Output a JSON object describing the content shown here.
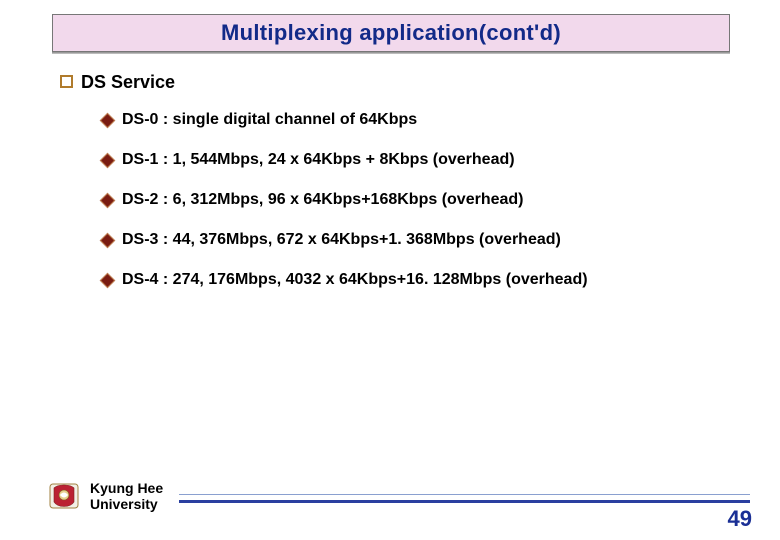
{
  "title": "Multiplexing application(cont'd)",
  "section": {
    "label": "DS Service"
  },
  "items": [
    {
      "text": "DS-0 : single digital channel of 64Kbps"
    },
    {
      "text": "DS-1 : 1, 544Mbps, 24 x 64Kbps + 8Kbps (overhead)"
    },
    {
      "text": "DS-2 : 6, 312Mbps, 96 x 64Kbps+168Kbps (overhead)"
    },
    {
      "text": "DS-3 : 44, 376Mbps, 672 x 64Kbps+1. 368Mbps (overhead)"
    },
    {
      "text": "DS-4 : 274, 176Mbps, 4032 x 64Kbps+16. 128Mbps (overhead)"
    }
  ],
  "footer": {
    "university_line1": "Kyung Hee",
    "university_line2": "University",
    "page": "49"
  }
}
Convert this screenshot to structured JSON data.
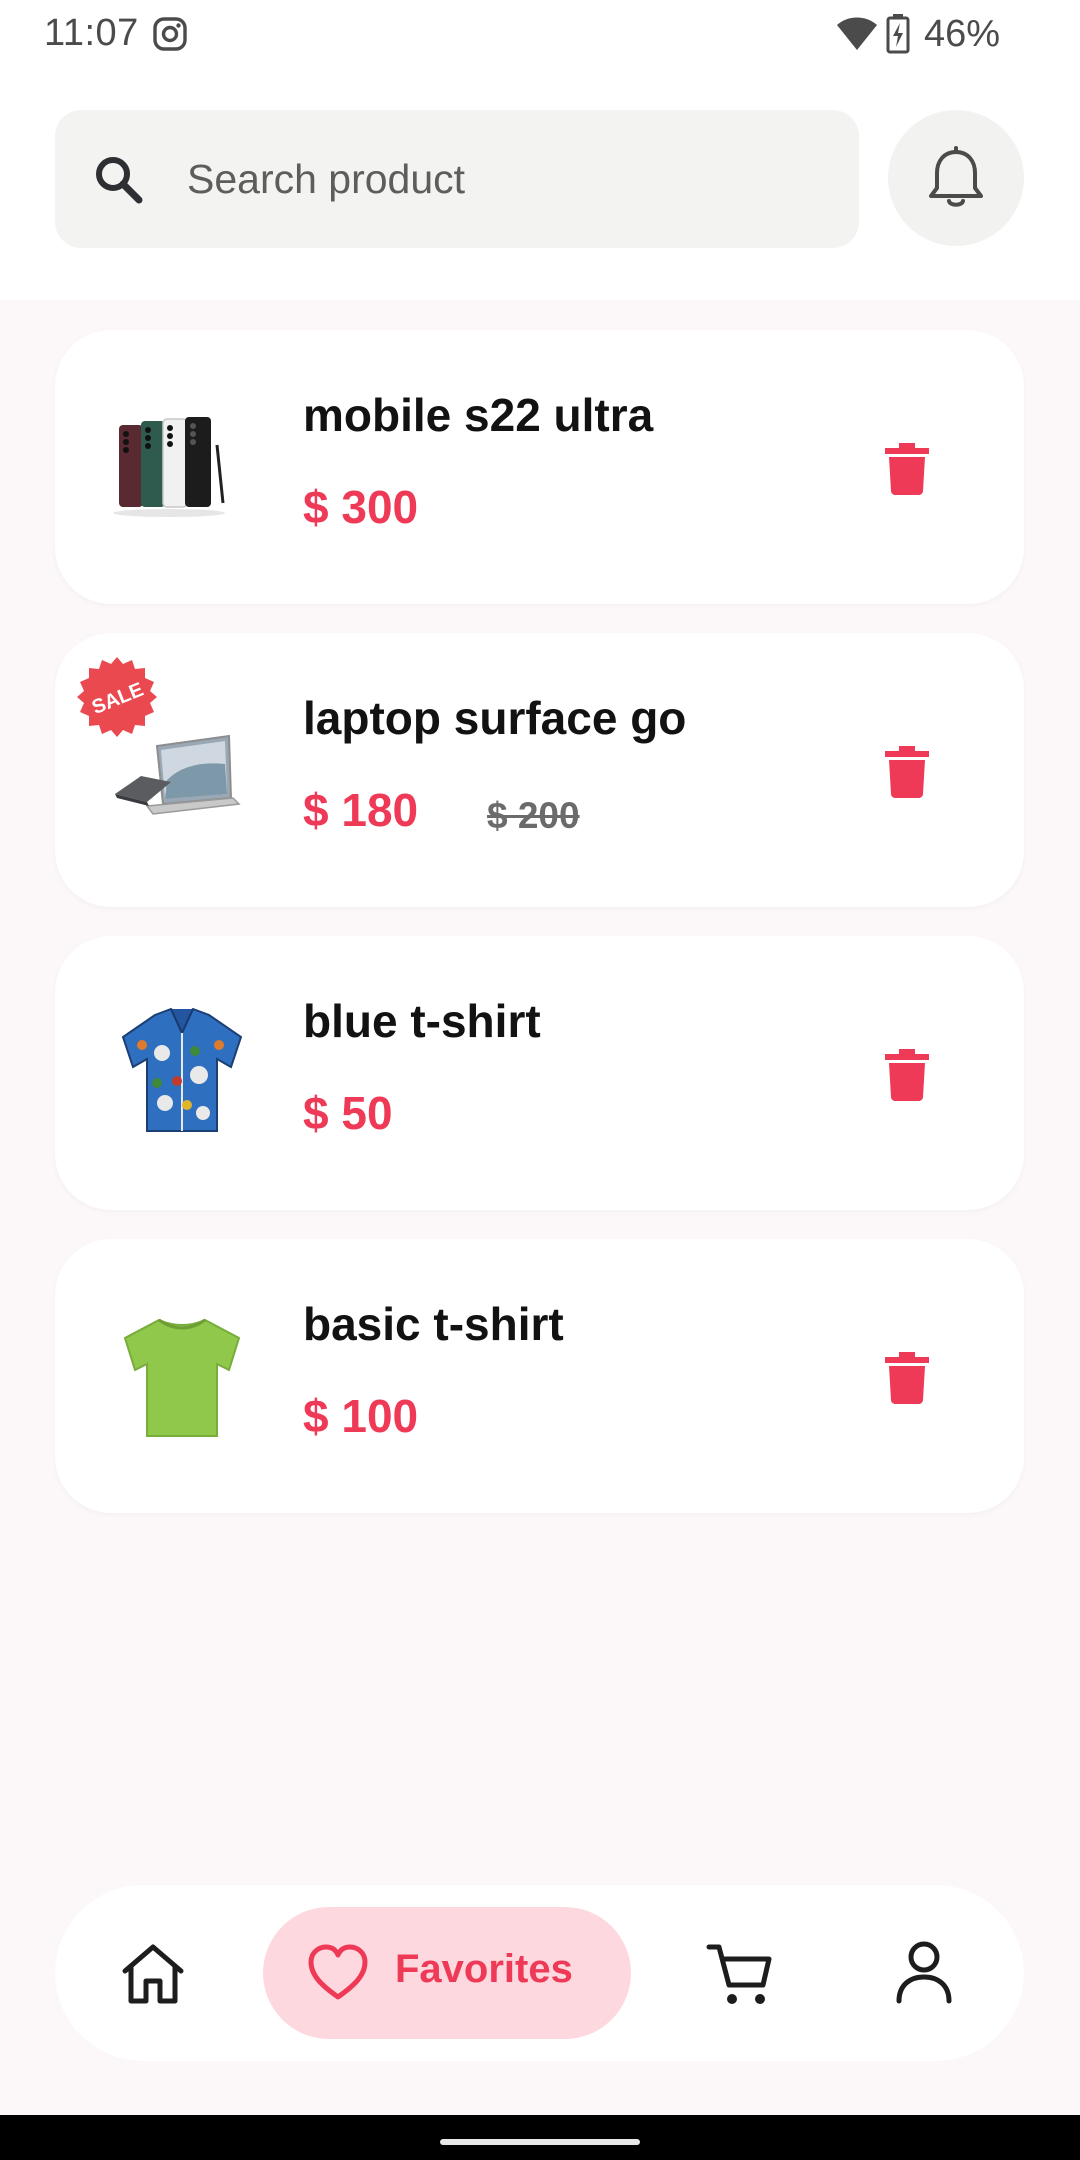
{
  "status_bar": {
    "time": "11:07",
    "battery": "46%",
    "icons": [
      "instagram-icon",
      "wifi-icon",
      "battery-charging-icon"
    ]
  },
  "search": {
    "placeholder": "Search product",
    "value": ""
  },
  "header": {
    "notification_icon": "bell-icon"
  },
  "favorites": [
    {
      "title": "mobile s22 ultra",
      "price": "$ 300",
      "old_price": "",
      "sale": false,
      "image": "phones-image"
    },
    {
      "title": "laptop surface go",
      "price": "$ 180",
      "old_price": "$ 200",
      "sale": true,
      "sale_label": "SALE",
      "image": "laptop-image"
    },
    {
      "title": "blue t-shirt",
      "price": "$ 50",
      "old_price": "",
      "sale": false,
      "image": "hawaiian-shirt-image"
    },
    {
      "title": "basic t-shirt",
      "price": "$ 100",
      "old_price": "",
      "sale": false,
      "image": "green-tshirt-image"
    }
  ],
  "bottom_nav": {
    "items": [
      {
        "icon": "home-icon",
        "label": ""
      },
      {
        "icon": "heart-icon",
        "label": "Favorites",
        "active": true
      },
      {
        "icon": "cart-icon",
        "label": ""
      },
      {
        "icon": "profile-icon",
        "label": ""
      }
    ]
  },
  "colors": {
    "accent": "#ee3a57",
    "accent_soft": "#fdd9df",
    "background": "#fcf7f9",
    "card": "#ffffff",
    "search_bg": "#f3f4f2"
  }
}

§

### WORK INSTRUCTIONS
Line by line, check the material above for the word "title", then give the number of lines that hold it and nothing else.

### ANSWER TO THE EXERCISE
5